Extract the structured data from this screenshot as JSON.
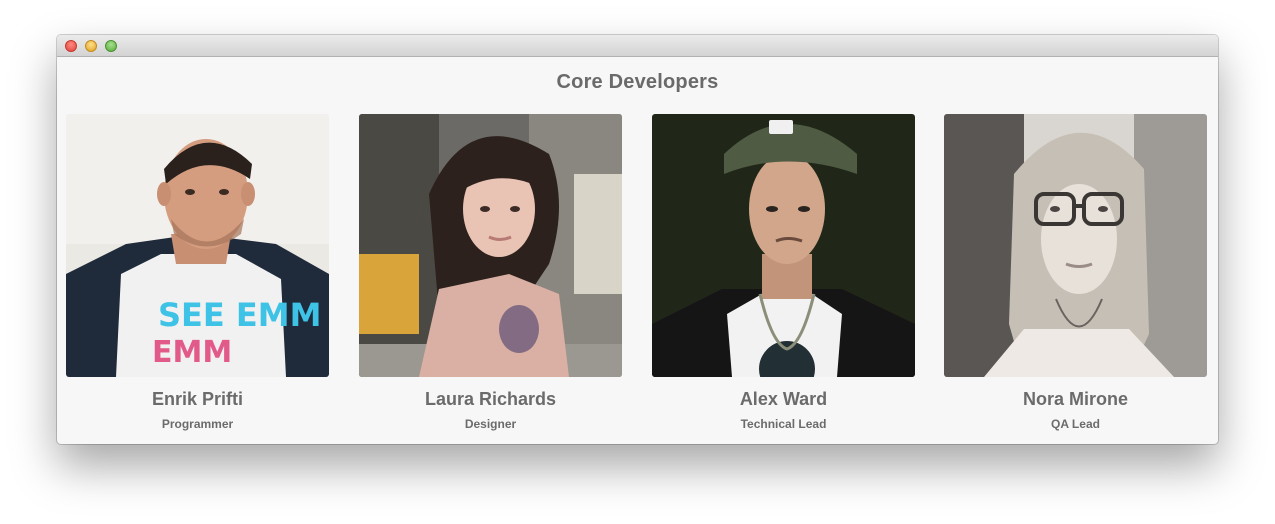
{
  "window": {
    "controls": [
      "close",
      "minimize",
      "zoom"
    ]
  },
  "section": {
    "title": "Core Developers"
  },
  "team": [
    {
      "name": "Enrik Prifti",
      "role": "Programmer",
      "shirt_text": "SEE EMM"
    },
    {
      "name": "Laura Richards",
      "role": "Designer"
    },
    {
      "name": "Alex Ward",
      "role": "Technical Lead"
    },
    {
      "name": "Nora Mirone",
      "role": "QA Lead"
    }
  ]
}
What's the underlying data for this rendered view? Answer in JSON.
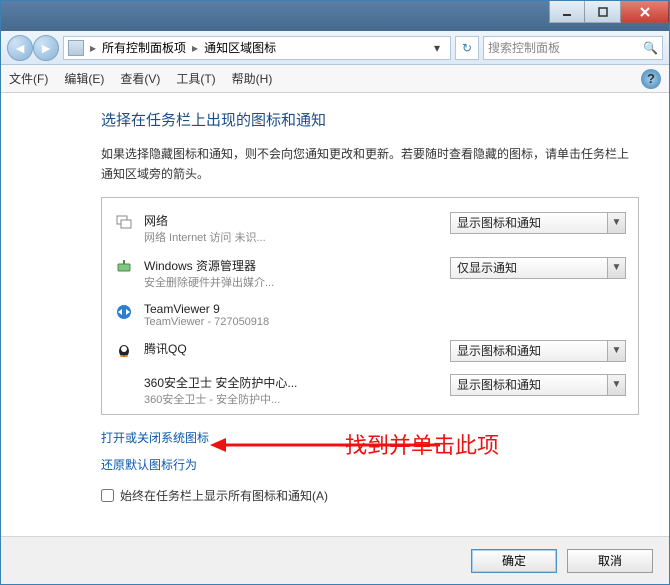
{
  "titlebar": {},
  "breadcrumb": {
    "part1": "所有控制面板项",
    "part2": "通知区域图标"
  },
  "search": {
    "placeholder": "搜索控制面板"
  },
  "menu": {
    "file": "文件(F)",
    "edit": "编辑(E)",
    "view": "查看(V)",
    "tools": "工具(T)",
    "help": "帮助(H)"
  },
  "heading": "选择在任务栏上出现的图标和通知",
  "description": "如果选择隐藏图标和通知，则不会向您通知更改和更新。若要随时查看隐藏的图标，请单击任务栏上通知区域旁的箭头。",
  "items": [
    {
      "title": "网络",
      "sub": "网络 Internet 访问 未识...",
      "combo": "显示图标和通知",
      "icon": "network"
    },
    {
      "title": "Windows 资源管理器",
      "sub": "安全删除硬件并弹出媒介...",
      "combo": "仅显示通知",
      "icon": "explorer"
    },
    {
      "title": "TeamViewer 9",
      "sub": "TeamViewer - 727050918",
      "combo": "",
      "icon": "teamviewer"
    },
    {
      "title": "腾讯QQ",
      "sub": "",
      "combo": "显示图标和通知",
      "icon": "qq"
    },
    {
      "title": "360安全卫士 安全防护中心...",
      "sub": "360安全卫士 - 安全防护中...",
      "combo": "显示图标和通知",
      "icon": "360"
    }
  ],
  "links": {
    "l1": "打开或关闭系统图标",
    "l2": "还原默认图标行为"
  },
  "checkbox": "始终在任务栏上显示所有图标和通知(A)",
  "buttons": {
    "ok": "确定",
    "cancel": "取消"
  },
  "annotation": "找到并单击此项"
}
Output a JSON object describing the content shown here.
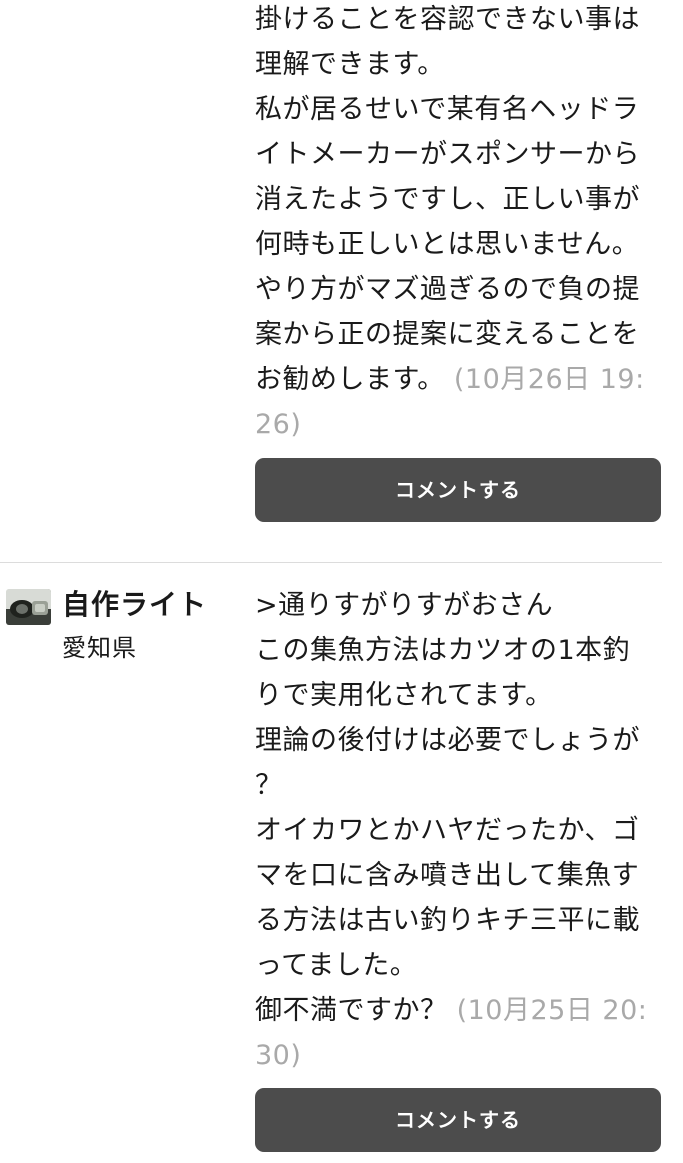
{
  "comments": [
    {
      "body": "掛けることを容認できない事は\n理解できます。\n私が居るせいで某有名ヘッドラ\nイトメーカーがスポンサーから\n消えたようですし、正しい事が\n何時も正しいとは思いません。\nやり方がマズ過ぎるので負の提\n案から正の提案に変えることを\nお勧めします。 ",
      "timestamp": "(10月26日 19:\n26)",
      "button_label": "コメントする"
    },
    {
      "author": {
        "name": "自作ライト",
        "prefecture": "愛知県",
        "avatar_icon": "avatar-photo-icon"
      },
      "body": ">通りすがりすがおさん\nこの集魚方法はカツオの1本釣\nりで実用化されてます。\n理論の後付けは必要でしょうが\n？\nオイカワとかハヤだったか、ゴ\nマを口に含み噴き出して集魚す\nる方法は古い釣りキチ三平に載\nってました。\n御不満ですか？ ",
      "timestamp": "(10月25日 20:\n30)",
      "button_label": "コメントする"
    }
  ],
  "colors": {
    "button_bg": "#4c4c4c",
    "timestamp": "#a9a9a9",
    "divider": "#dcdcdc"
  }
}
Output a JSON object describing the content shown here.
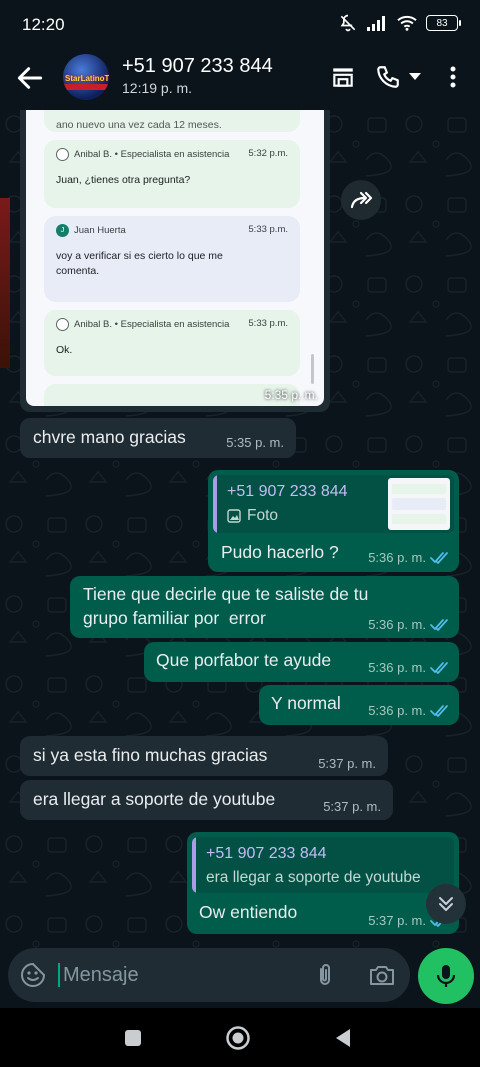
{
  "status_bar": {
    "time": "12:20",
    "battery": "83"
  },
  "header": {
    "contact_name": "+51 907 233 844",
    "contact_status": "12:19 p. m.",
    "avatar_logo_text": "StarLatinoTV"
  },
  "photo_message": {
    "cropped_top_text": "ano nuevo una vez cada 12 meses.",
    "cards": [
      {
        "author": "Anibal B. • Especialista en asistencia",
        "time": "5:32 p.m.",
        "body": "Juan, ¿tienes otra pregunta?"
      },
      {
        "author": "Juan Huerta",
        "initial": "J",
        "time": "5:33 p.m.",
        "body": "voy a verificar si es cierto lo que me comenta."
      },
      {
        "author": "Anibal B. • Especialista en asistencia",
        "time": "5:33 p.m.",
        "body": "Ok."
      }
    ],
    "time": "5:35 p. m."
  },
  "messages": [
    {
      "direction": "in",
      "text": "chvre mano gracias",
      "time": "5:35 p. m."
    },
    {
      "direction": "out",
      "quote_name": "+51 907 233 844",
      "quote_sub": "Foto",
      "text": "Pudo hacerlo ?",
      "time": "5:36 p. m."
    },
    {
      "direction": "out",
      "text_line1": "Tiene que decirle que te saliste de tu",
      "text_line2": "grupo familiar por  error",
      "time": "5:36 p. m."
    },
    {
      "direction": "out",
      "text": "Que porfabor te ayude",
      "time": "5:36 p. m."
    },
    {
      "direction": "out",
      "text": "Y normal",
      "time": "5:36 p. m."
    },
    {
      "direction": "in",
      "text": "si ya esta fino muchas gracias",
      "time": "5:37 p. m."
    },
    {
      "direction": "in",
      "text": "era llegar a soporte de youtube",
      "time": "5:37 p. m."
    },
    {
      "direction": "out",
      "quote_name": "+51 907 233 844",
      "quote_sub": "era llegar a soporte de youtube",
      "text": "Ow entiendo",
      "time": "5:37 p. m."
    }
  ],
  "composer": {
    "placeholder": "Mensaje"
  },
  "colors": {
    "background": "#0b141a",
    "incoming_bubble": "#202c33",
    "outgoing_bubble": "#005c4b",
    "accent": "#00a884",
    "mic_button": "#21c063",
    "read_ticks": "#53bdeb"
  },
  "icons": [
    "mute-icon",
    "signal-icon",
    "wifi-icon",
    "battery-icon",
    "back-arrow-icon",
    "store-icon",
    "phone-icon",
    "dropdown-icon",
    "more-vert-icon",
    "forward-icon",
    "double-check-icon",
    "image-icon",
    "scroll-down-icon",
    "sticker-icon",
    "attach-icon",
    "camera-icon",
    "mic-icon",
    "recents-icon",
    "home-icon",
    "back-icon"
  ]
}
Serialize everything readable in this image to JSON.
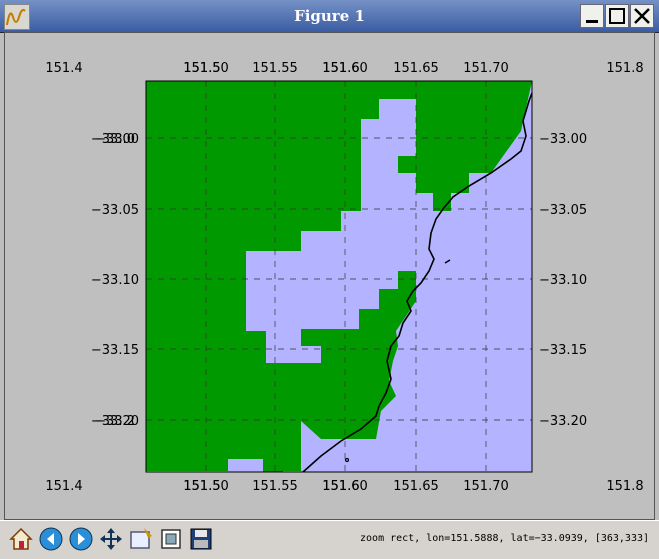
{
  "window": {
    "title": "Figure 1",
    "app_icon": "matplotlib-waveform-icon"
  },
  "window_controls": [
    "minimize-icon",
    "maximize-icon",
    "close-icon"
  ],
  "figure": {
    "lon_ticks_outer": [
      "151.4",
      "151.8"
    ],
    "lon_ticks_inner": [
      "151.50",
      "151.55",
      "151.60",
      "151.65",
      "151.70"
    ],
    "lon_ticks_overlap": [
      "151.5",
      "151.6"
    ],
    "lat_ticks_left": [
      "−33.00",
      "−33.05",
      "−33.10",
      "−33.15",
      "−33.20"
    ],
    "lat_ticks_right": [
      "−33.00",
      "−33.05",
      "−33.10",
      "−33.15",
      "−33.20"
    ],
    "lat_ticks_overlap": [
      "−33.0",
      "−33.2"
    ],
    "colors": {
      "land": "#009900",
      "water": "#b3b3ff",
      "coastline": "#000000",
      "grid": "#333333"
    }
  },
  "toolbar": {
    "tools": [
      "home-icon",
      "back-icon",
      "forward-icon",
      "pan-icon",
      "zoom-rect-icon",
      "subplots-icon",
      "save-icon"
    ],
    "status": "zoom rect, lon=151.5888, lat=−33.0939, [363,333]"
  }
}
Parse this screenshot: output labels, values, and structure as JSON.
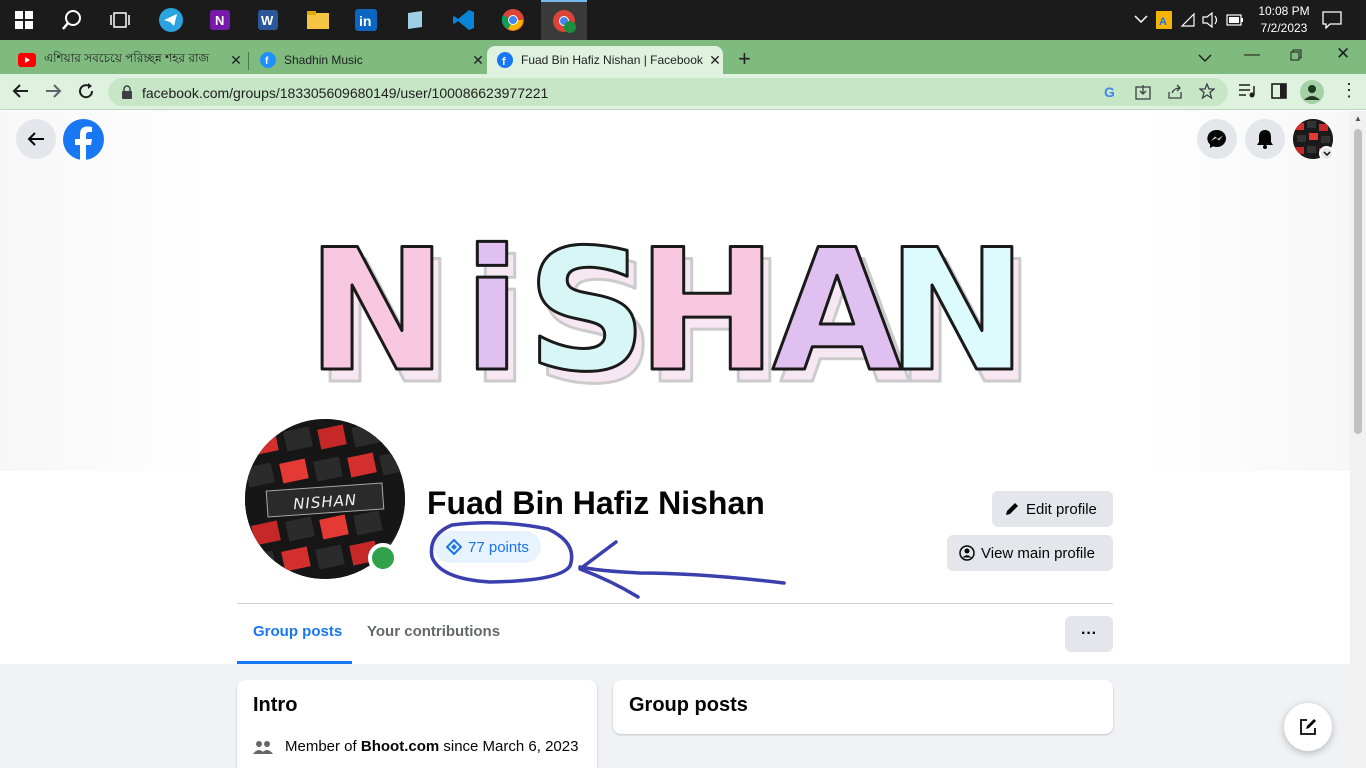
{
  "taskbar": {
    "apps": [
      {
        "name": "windows-start-icon"
      },
      {
        "name": "search-icon"
      },
      {
        "name": "task-view-icon"
      },
      {
        "name": "telegram-icon"
      },
      {
        "name": "onenote-icon"
      },
      {
        "name": "word-icon"
      },
      {
        "name": "file-explorer-icon"
      },
      {
        "name": "linkedin-icon"
      },
      {
        "name": "notepad-icon"
      },
      {
        "name": "vscode-icon"
      },
      {
        "name": "chrome-icon"
      },
      {
        "name": "chrome-profile-icon"
      }
    ],
    "time": "10:08 PM",
    "date": "7/2/2023"
  },
  "browser": {
    "tabs": [
      {
        "title": "এশিয়ার সবচেয়ে পরিচ্ছন্ন শহর রাজ",
        "icon": "youtube-icon",
        "active": false
      },
      {
        "title": "Shadhin Music",
        "icon": "shadhin-icon",
        "active": false
      },
      {
        "title": "Fuad Bin Hafiz Nishan | Facebook",
        "icon": "facebook-icon",
        "active": true
      }
    ],
    "new_tab_label": "+",
    "url": "facebook.com/groups/183305609680149/user/100086623977221"
  },
  "facebook": {
    "cover_text": "NiSHAN",
    "avatar_text": "NISHAN",
    "profile_name": "Fuad Bin Hafiz Nishan",
    "points_label": "77 points",
    "edit_profile_label": "Edit profile",
    "view_main_profile_label": "View main profile",
    "tabs": {
      "group_posts": "Group posts",
      "your_contributions": "Your contributions"
    },
    "more_label": "···",
    "intro": {
      "title": "Intro",
      "member_prefix": "Member of",
      "group_name": "Bhoot.com",
      "since_text": "since March 6, 2023"
    },
    "group_posts_card_title": "Group posts"
  },
  "colors": {
    "facebook_blue": "#1877f2",
    "chip_bg": "#e7f3ff",
    "online_green": "#31a24c",
    "annotation_ink": "#3b3fae"
  }
}
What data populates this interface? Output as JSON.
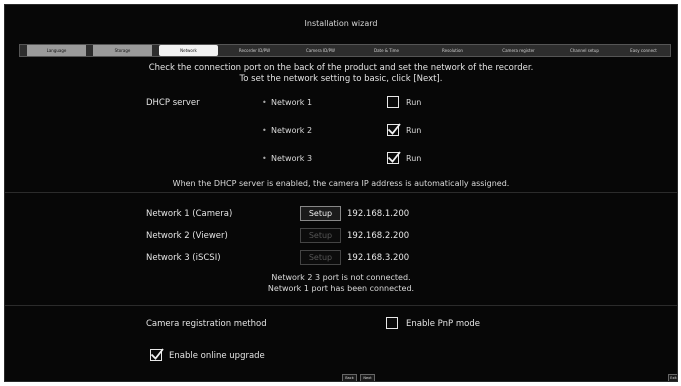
{
  "window": {
    "title": "Installation wizard"
  },
  "tabs": [
    {
      "label": "Language",
      "state": "done"
    },
    {
      "label": "Storage",
      "state": "done"
    },
    {
      "label": "Network",
      "state": "active"
    },
    {
      "label": "Recorder ID/PW",
      "state": "pending"
    },
    {
      "label": "Camera ID/PW",
      "state": "pending"
    },
    {
      "label": "Date & Time",
      "state": "pending"
    },
    {
      "label": "Resolution",
      "state": "pending"
    },
    {
      "label": "Camera register",
      "state": "pending"
    },
    {
      "label": "Channel setup",
      "state": "pending"
    },
    {
      "label": "Easy connect",
      "state": "pending"
    }
  ],
  "intro": {
    "line1": "Check the connection port on the back of the product and set the network of the recorder.",
    "line2": "To set the network setting to basic, click [Next]."
  },
  "dhcp": {
    "label": "DHCP server",
    "bullet": "•",
    "run_label": "Run",
    "rows": [
      {
        "network": "Network 1",
        "run": false
      },
      {
        "network": "Network 2",
        "run": true
      },
      {
        "network": "Network 3",
        "run": true
      }
    ],
    "note": "When the DHCP server is enabled, the camera IP address is automatically assigned."
  },
  "networks": {
    "setup_label": "Setup",
    "rows": [
      {
        "name": "Network 1 (Camera)",
        "ip": "192.168.1.200",
        "setup_enabled": true
      },
      {
        "name": "Network 2 (Viewer)",
        "ip": "192.168.2.200",
        "setup_enabled": false
      },
      {
        "name": "Network 3 (iSCSI)",
        "ip": "192.168.3.200",
        "setup_enabled": false
      }
    ],
    "status_line1": "Network 2 3  port is not connected.",
    "status_line2": "Network 1  port has been connected."
  },
  "camera_registration": {
    "label": "Camera registration method",
    "pnp_label": "Enable PnP mode",
    "pnp_checked": false
  },
  "online_upgrade": {
    "label": "Enable online upgrade",
    "checked": true
  },
  "footer": {
    "back": "Back",
    "next": "Next",
    "exit": "Exit"
  }
}
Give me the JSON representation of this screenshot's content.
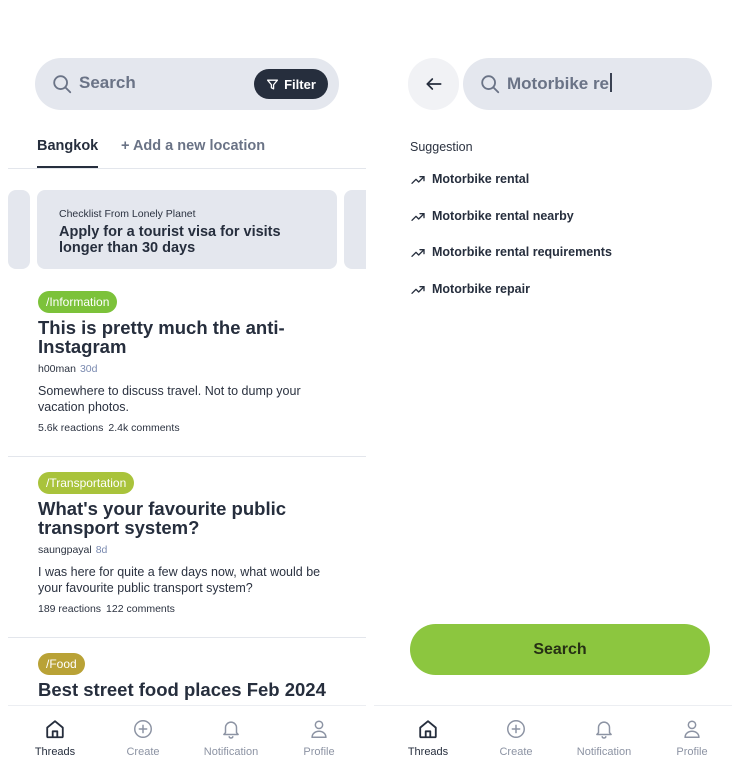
{
  "colors": {
    "accent_green": "#8cc63f",
    "tag_information": "#7cc23a",
    "tag_transportation": "#a9c33b",
    "tag_food": "#b9a236",
    "dark": "#262e3d",
    "surface": "#e4e7ee"
  },
  "left": {
    "search": {
      "placeholder": "Search",
      "filter_label": "Filter",
      "search_icon": "search-icon",
      "filter_icon": "filter-icon"
    },
    "locations": {
      "active": "Bangkok",
      "add": "+ Add a new location"
    },
    "featured": {
      "subtitle": "Checklist From Lonely Planet",
      "title": "Apply for a tourist visa for visits longer than 30 days"
    },
    "posts": [
      {
        "tag": "/Information",
        "title": "This is pretty much the anti-Instagram",
        "author": "h00man",
        "time": "30d",
        "body": "Somewhere to discuss travel. Not to dump your vacation photos.",
        "reactions": "5.6k reactions",
        "comments": "2.4k comments"
      },
      {
        "tag": "/Transportation",
        "title": "What's your favourite public transport system?",
        "author": "saungpayal",
        "time": "8d",
        "body": "I was here for quite a few days now, what would be your favourite public transport system?",
        "reactions": "189 reactions",
        "comments": "122 comments"
      },
      {
        "tag": "/Food",
        "title": "Best street food places Feb 2024"
      }
    ]
  },
  "right": {
    "search": {
      "value": "Motorbike re",
      "back_icon": "arrow-left-icon",
      "search_icon": "search-icon"
    },
    "suggestion_title": "Suggestion",
    "suggestion_icon": "trending-up-icon",
    "suggestions": [
      "Motorbike rental",
      "Motorbike rental nearby",
      "Motorbike rental requirements",
      "Motorbike repair"
    ],
    "search_button": "Search"
  },
  "nav": {
    "items": [
      {
        "label": "Threads",
        "icon": "home-icon",
        "active": true
      },
      {
        "label": "Create",
        "icon": "plus-circle-icon",
        "active": false
      },
      {
        "label": "Notification",
        "icon": "bell-icon",
        "active": false
      },
      {
        "label": "Profile",
        "icon": "user-icon",
        "active": false
      }
    ]
  }
}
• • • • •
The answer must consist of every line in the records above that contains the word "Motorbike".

      "value": "Motorbike re",
      "Motorbike rental",
      "Motorbike rental nearby",
      "Motorbike rental requirements",
      "Motorbike repair"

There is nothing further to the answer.